▶ Required work
Restate each of the lines below word for word and drop every picture.

========================

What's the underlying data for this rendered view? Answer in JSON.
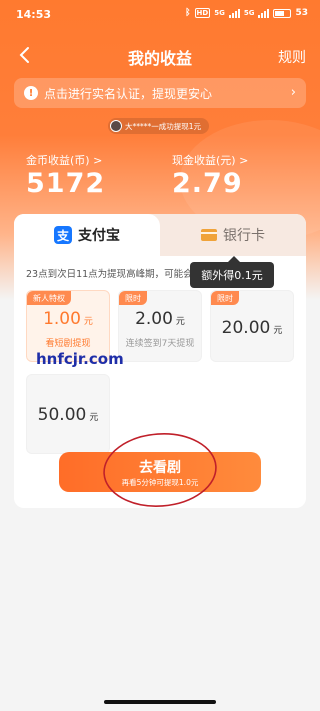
{
  "status_bar": {
    "time": "14:53",
    "hd_label": "HD",
    "net1": "5G",
    "net2": "5G",
    "battery": "53"
  },
  "nav": {
    "title": "我的收益",
    "rules_label": "规则"
  },
  "verify_banner": {
    "text": "点击进行实名认证，提现更安心",
    "info_glyph": "!"
  },
  "ticker": {
    "text": "大*****一成功提现1元"
  },
  "earnings": {
    "coin_label": "金币收益(币) >",
    "coin_value": "5172",
    "cash_label": "现金收益(元) >",
    "cash_value": "2.79"
  },
  "tabs": [
    {
      "label": "支付宝",
      "icon": "alipay-icon",
      "selected": true
    },
    {
      "label": "银行卡",
      "icon": "bank-card-icon",
      "selected": false
    }
  ],
  "notice": "23点到次日11点为提现高峰期，可能会",
  "tooltip": "额外得0.1元",
  "options": [
    {
      "badge": "新人特权",
      "amount": "1.00",
      "unit": "元",
      "sub": "看短剧提现",
      "selected": true
    },
    {
      "badge": "限时",
      "amount": "2.00",
      "unit": "元",
      "sub": "连续签到7天提现",
      "selected": false
    },
    {
      "badge": "限时",
      "amount": "20.00",
      "unit": "元",
      "sub": "",
      "selected": false
    },
    {
      "badge": "",
      "amount": "50.00",
      "unit": "元",
      "sub": "",
      "selected": false
    }
  ],
  "watch_button": {
    "title": "去看剧",
    "sub": "再看5分钟可提现1.0元"
  },
  "watermark": "hnfcjr.com",
  "colors": {
    "accent": "#ff7a2f",
    "alipay": "#1677ff",
    "annotation": "#c0202a",
    "watermark": "#1f2ea8"
  }
}
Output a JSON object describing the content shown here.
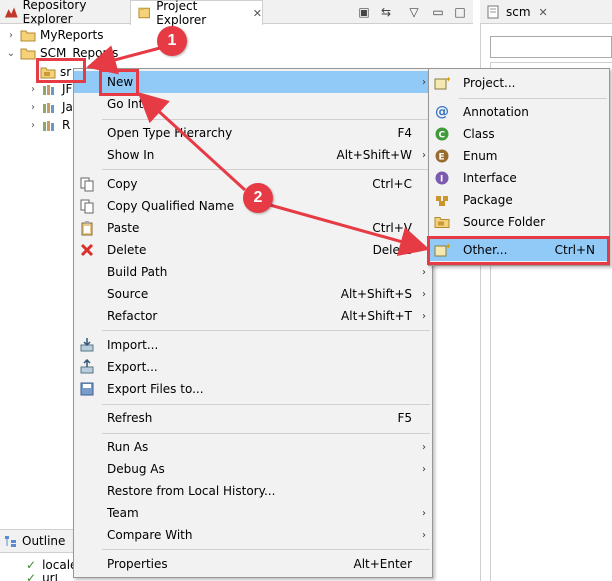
{
  "tabs": {
    "repository_explorer": "Repository Explorer",
    "project_explorer": "Project Explorer",
    "scm": "scm",
    "outline": "Outline"
  },
  "tree": {
    "items": [
      {
        "label": "MyReports",
        "expanded": false
      },
      {
        "label": "SCM_Reports",
        "expanded": true
      },
      {
        "label": "sr"
      },
      {
        "label": "JF"
      },
      {
        "label": "Ja"
      },
      {
        "label": "R"
      }
    ],
    "outline_items": [
      "locale",
      "url"
    ]
  },
  "context_menu": {
    "items": [
      {
        "label": "New",
        "shortcut": "",
        "submenu": true
      },
      {
        "label": "Go Into",
        "shortcut": "",
        "submenu": false
      },
      {
        "label": "Open Type Hierarchy",
        "shortcut": "F4",
        "submenu": false
      },
      {
        "label": "Show In",
        "shortcut": "Alt+Shift+W",
        "submenu": true
      },
      {
        "label": "Copy",
        "shortcut": "Ctrl+C",
        "submenu": false
      },
      {
        "label": "Copy Qualified Name",
        "shortcut": "",
        "submenu": false
      },
      {
        "label": "Paste",
        "shortcut": "Ctrl+V",
        "submenu": false
      },
      {
        "label": "Delete",
        "shortcut": "Delete",
        "submenu": false
      },
      {
        "label": "Build Path",
        "shortcut": "",
        "submenu": true
      },
      {
        "label": "Source",
        "shortcut": "Alt+Shift+S",
        "submenu": true
      },
      {
        "label": "Refactor",
        "shortcut": "Alt+Shift+T",
        "submenu": true
      },
      {
        "label": "Import...",
        "shortcut": "",
        "submenu": false
      },
      {
        "label": "Export...",
        "shortcut": "",
        "submenu": false
      },
      {
        "label": "Export Files to...",
        "shortcut": "",
        "submenu": false
      },
      {
        "label": "Refresh",
        "shortcut": "F5",
        "submenu": false
      },
      {
        "label": "Run As",
        "shortcut": "",
        "submenu": true
      },
      {
        "label": "Debug As",
        "shortcut": "",
        "submenu": true
      },
      {
        "label": "Restore from Local History...",
        "shortcut": "",
        "submenu": false
      },
      {
        "label": "Team",
        "shortcut": "",
        "submenu": true
      },
      {
        "label": "Compare With",
        "shortcut": "",
        "submenu": true
      },
      {
        "label": "Properties",
        "shortcut": "Alt+Enter",
        "submenu": false
      }
    ]
  },
  "new_submenu": {
    "items": [
      {
        "label": "Project...",
        "shortcut": ""
      },
      {
        "label": "Annotation",
        "shortcut": ""
      },
      {
        "label": "Class",
        "shortcut": ""
      },
      {
        "label": "Enum",
        "shortcut": ""
      },
      {
        "label": "Interface",
        "shortcut": ""
      },
      {
        "label": "Package",
        "shortcut": ""
      },
      {
        "label": "Source Folder",
        "shortcut": ""
      },
      {
        "label": "Other...",
        "shortcut": "Ctrl+N"
      }
    ]
  },
  "annotations": {
    "step1": "1",
    "step2": "2",
    "color": "#e63a45"
  },
  "colors": {
    "highlight": "#91c9f7",
    "menu_bg": "#f2f2f2",
    "annotation_red": "#e63a45"
  }
}
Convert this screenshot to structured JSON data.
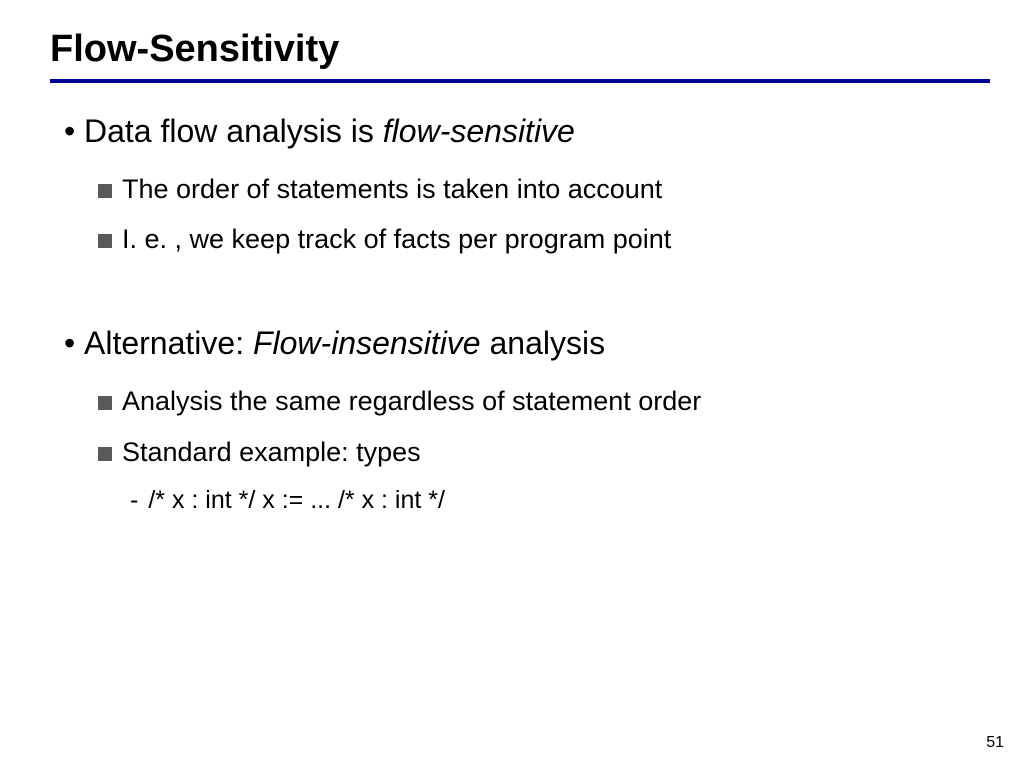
{
  "title": "Flow-Sensitivity",
  "body": {
    "b1": {
      "prefix": "Data flow analysis is ",
      "em": "flow-sensitive",
      "sub1": "The order of statements is taken into account",
      "sub2": "I. e. , we keep track of facts per program point"
    },
    "b2": {
      "prefix": "Alternative:  ",
      "em": "Flow-insensitive",
      "suffix": " analysis",
      "sub1": "Analysis the same regardless of statement order",
      "sub2": "Standard example:  types",
      "sub2a": "/* x : int */ x := ... /* x : int */"
    }
  },
  "page": "51"
}
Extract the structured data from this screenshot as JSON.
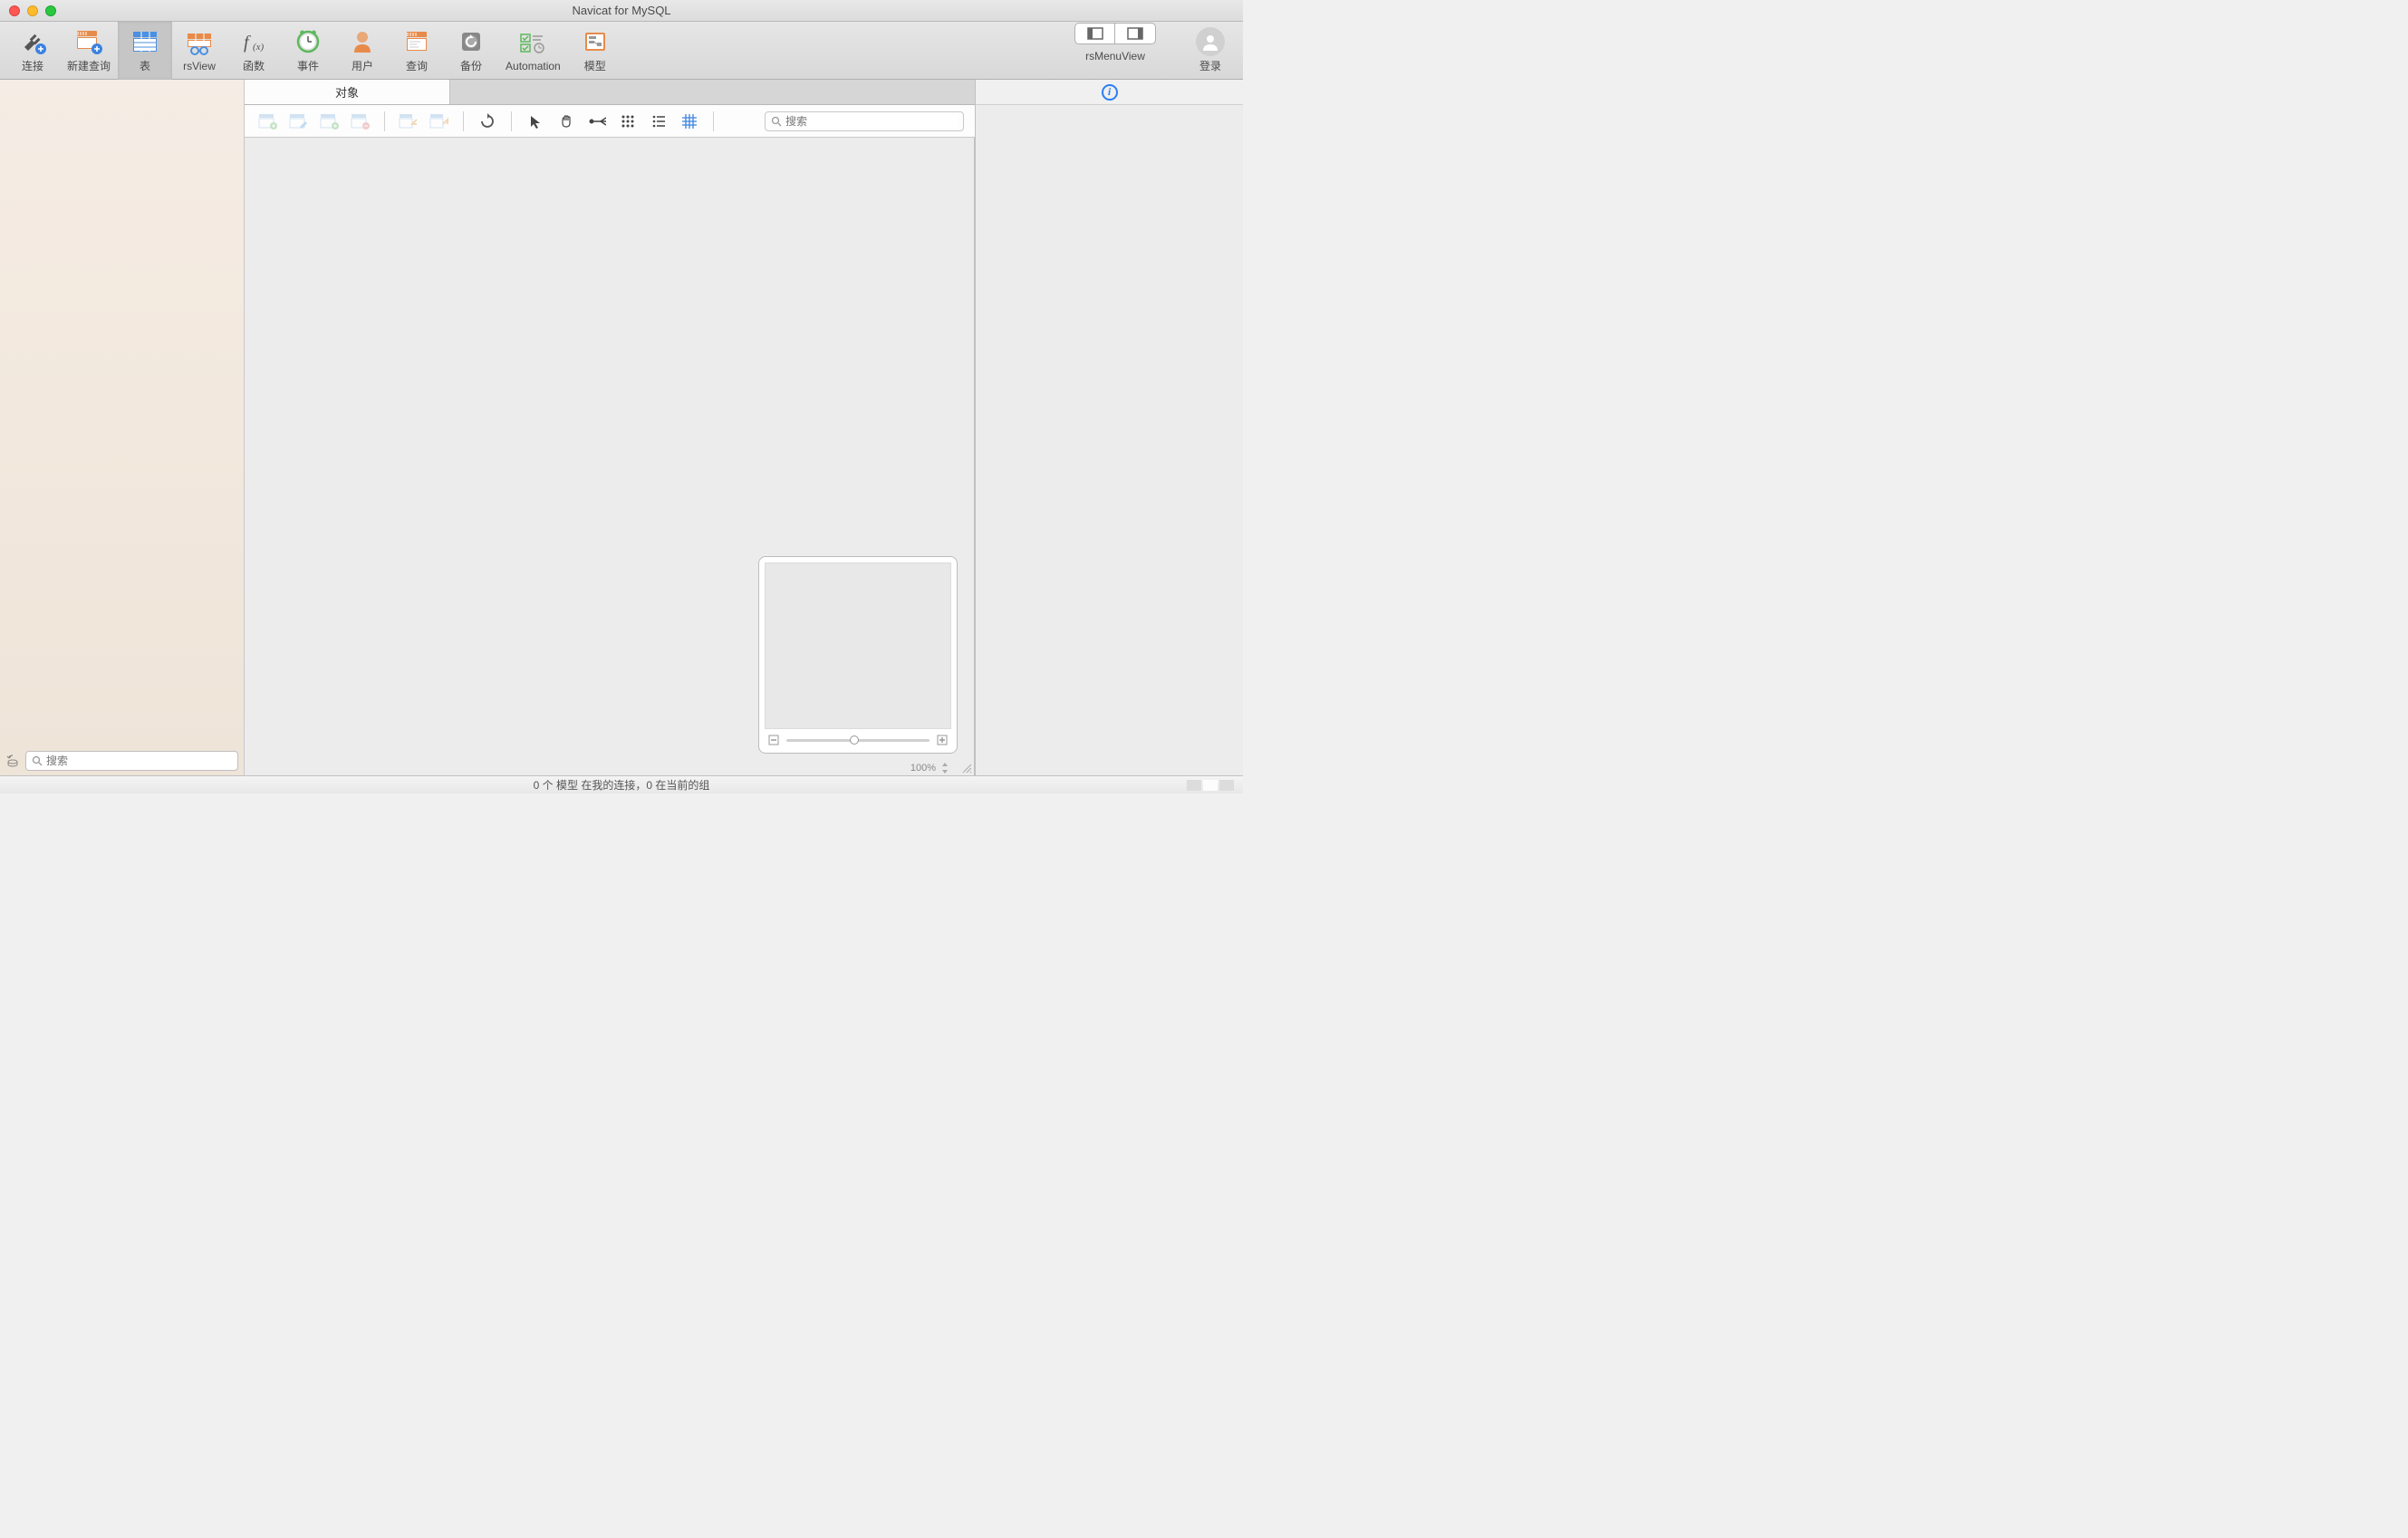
{
  "window": {
    "title": "Navicat for MySQL"
  },
  "toolbar": {
    "connection": "连接",
    "new_query": "新建查询",
    "table": "表",
    "rs_view": "rsView",
    "function": "函数",
    "event": "事件",
    "user": "用户",
    "query": "查询",
    "backup": "备份",
    "automation": "Automation",
    "model": "模型",
    "rs_menu_view": "rsMenuView",
    "login": "登录"
  },
  "tabs": {
    "objects": "对象"
  },
  "search": {
    "placeholder": "搜索"
  },
  "sub_search": {
    "placeholder": "搜索"
  },
  "zoom": {
    "value": "100%"
  },
  "statusbar": {
    "text": "0 个 模型 在我的连接，0 在当前的组"
  }
}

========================

▶ Task solution
What's the underlying data for this rendered view? Answer in JSON.
{
  "status_bar": {
    "time": "14:53",
    "hd_label": "HD",
    "net1": "5G",
    "net2": "5G",
    "battery": "53"
  },
  "nav": {
    "title": "我的收益",
    "rules_label": "规则"
  },
  "verify_banner": {
    "text": "点击进行实名认证，提现更安心",
    "info_glyph": "!"
  },
  "ticker": {
    "text": "大*****一成功提现1元"
  },
  "earnings": {
    "coin_label": "金币收益(币) >",
    "coin_value": "5172",
    "cash_label": "现金收益(元) >",
    "cash_value": "2.79"
  },
  "tabs": [
    {
      "label": "支付宝",
      "icon": "alipay-icon",
      "selected": true
    },
    {
      "label": "银行卡",
      "icon": "bank-card-icon",
      "selected": false
    }
  ],
  "notice": "23点到次日11点为提现高峰期，可能会",
  "tooltip": "额外得0.1元",
  "options": [
    {
      "badge": "新人特权",
      "amount": "1.00",
      "unit": "元",
      "sub": "看短剧提现",
      "selected": true
    },
    {
      "badge": "限时",
      "amount": "2.00",
      "unit": "元",
      "sub": "连续签到7天提现",
      "selected": false
    },
    {
      "badge": "限时",
      "amount": "20.00",
      "unit": "元",
      "sub": "",
      "selected": false
    },
    {
      "badge": "",
      "amount": "50.00",
      "unit": "元",
      "sub": "",
      "selected": false
    }
  ],
  "watch_button": {
    "title": "去看剧",
    "sub": "再看5分钟可提现1.0元"
  },
  "watermark": "hnfcjr.com",
  "colors": {
    "accent": "#ff7a2f",
    "alipay": "#1677ff",
    "annotation": "#c0202a",
    "watermark": "#1f2ea8"
  }
}
Output a JSON object describing the content shown here.
{
  "tabs": {
    "repository_explorer": "Repository Explorer",
    "project_explorer": "Project Explorer",
    "scm": "scm",
    "outline": "Outline"
  },
  "tree": {
    "items": [
      {
        "label": "MyReports",
        "expanded": false
      },
      {
        "label": "SCM_Reports",
        "expanded": true
      },
      {
        "label": "sr"
      },
      {
        "label": "JF"
      },
      {
        "label": "Ja"
      },
      {
        "label": "R"
      }
    ],
    "outline_items": [
      "locale",
      "url"
    ]
  },
  "context_menu": {
    "items": [
      {
        "label": "New",
        "shortcut": "",
        "submenu": true
      },
      {
        "label": "Go Into",
        "shortcut": "",
        "submenu": false
      },
      {
        "label": "Open Type Hierarchy",
        "shortcut": "F4",
        "submenu": false
      },
      {
        "label": "Show In",
        "shortcut": "Alt+Shift+W",
        "submenu": true
      },
      {
        "label": "Copy",
        "shortcut": "Ctrl+C",
        "submenu": false
      },
      {
        "label": "Copy Qualified Name",
        "shortcut": "",
        "submenu": false
      },
      {
        "label": "Paste",
        "shortcut": "Ctrl+V",
        "submenu": false
      },
      {
        "label": "Delete",
        "shortcut": "Delete",
        "submenu": false
      },
      {
        "label": "Build Path",
        "shortcut": "",
        "submenu": true
      },
      {
        "label": "Source",
        "shortcut": "Alt+Shift+S",
        "submenu": true
      },
      {
        "label": "Refactor",
        "shortcut": "Alt+Shift+T",
        "submenu": true
      },
      {
        "label": "Import...",
        "shortcut": "",
        "submenu": false
      },
      {
        "label": "Export...",
        "shortcut": "",
        "submenu": false
      },
      {
        "label": "Export Files to...",
        "shortcut": "",
        "submenu": false
      },
      {
        "label": "Refresh",
        "shortcut": "F5",
        "submenu": false
      },
      {
        "label": "Run As",
        "shortcut": "",
        "submenu": true
      },
      {
        "label": "Debug As",
        "shortcut": "",
        "submenu": true
      },
      {
        "label": "Restore from Local History...",
        "shortcut": "",
        "submenu": false
      },
      {
        "label": "Team",
        "shortcut": "",
        "submenu": true
      },
      {
        "label": "Compare With",
        "shortcut": "",
        "submenu": true
      },
      {
        "label": "Properties",
        "shortcut": "Alt+Enter",
        "submenu": false
      }
    ]
  },
  "new_submenu": {
    "items": [
      {
        "label": "Project...",
        "shortcut": ""
      },
      {
        "label": "Annotation",
        "shortcut": ""
      },
      {
        "label": "Class",
        "shortcut": ""
      },
      {
        "label": "Enum",
        "shortcut": ""
      },
      {
        "label": "Interface",
        "shortcut": ""
      },
      {
        "label": "Package",
        "shortcut": ""
      },
      {
        "label": "Source Folder",
        "shortcut": ""
      },
      {
        "label": "Other...",
        "shortcut": "Ctrl+N"
      }
    ]
  },
  "annotations": {
    "step1": "1",
    "step2": "2",
    "color": "#e63a45"
  },
  "colors": {
    "highlight": "#91c9f7",
    "menu_bg": "#f2f2f2",
    "annotation_red": "#e63a45"
  }
}
Convert this screenshot to structured JSON data.
{
  "title": "Flow-Sensitivity",
  "body": {
    "b1": {
      "prefix": "Data flow analysis is ",
      "em": "flow-sensitive",
      "sub1": "The order of statements is taken into account",
      "sub2": "I. e. , we keep track of facts per program point"
    },
    "b2": {
      "prefix": "Alternative:  ",
      "em": "Flow-insensitive",
      "suffix": " analysis",
      "sub1": "Analysis the same regardless of statement order",
      "sub2": "Standard example:  types",
      "sub2a": "/* x : int */ x := ... /* x : int */"
    }
  },
  "page": "51"
}
Extract the structured data from this screenshot as JSON.
{
  "window": {
    "title": "Navicat for MySQL"
  },
  "toolbar": {
    "connection": "连接",
    "new_query": "新建查询",
    "table": "表",
    "rs_view": "rsView",
    "function": "函数",
    "event": "事件",
    "user": "用户",
    "query": "查询",
    "backup": "备份",
    "automation": "Automation",
    "model": "模型",
    "rs_menu_view": "rsMenuView",
    "login": "登录"
  },
  "tabs": {
    "objects": "对象"
  },
  "search": {
    "placeholder": "搜索"
  },
  "sub_search": {
    "placeholder": "搜索"
  },
  "zoom": {
    "value": "100%"
  },
  "statusbar": {
    "text": "0 个 模型 在我的连接，0 在当前的组"
  }
}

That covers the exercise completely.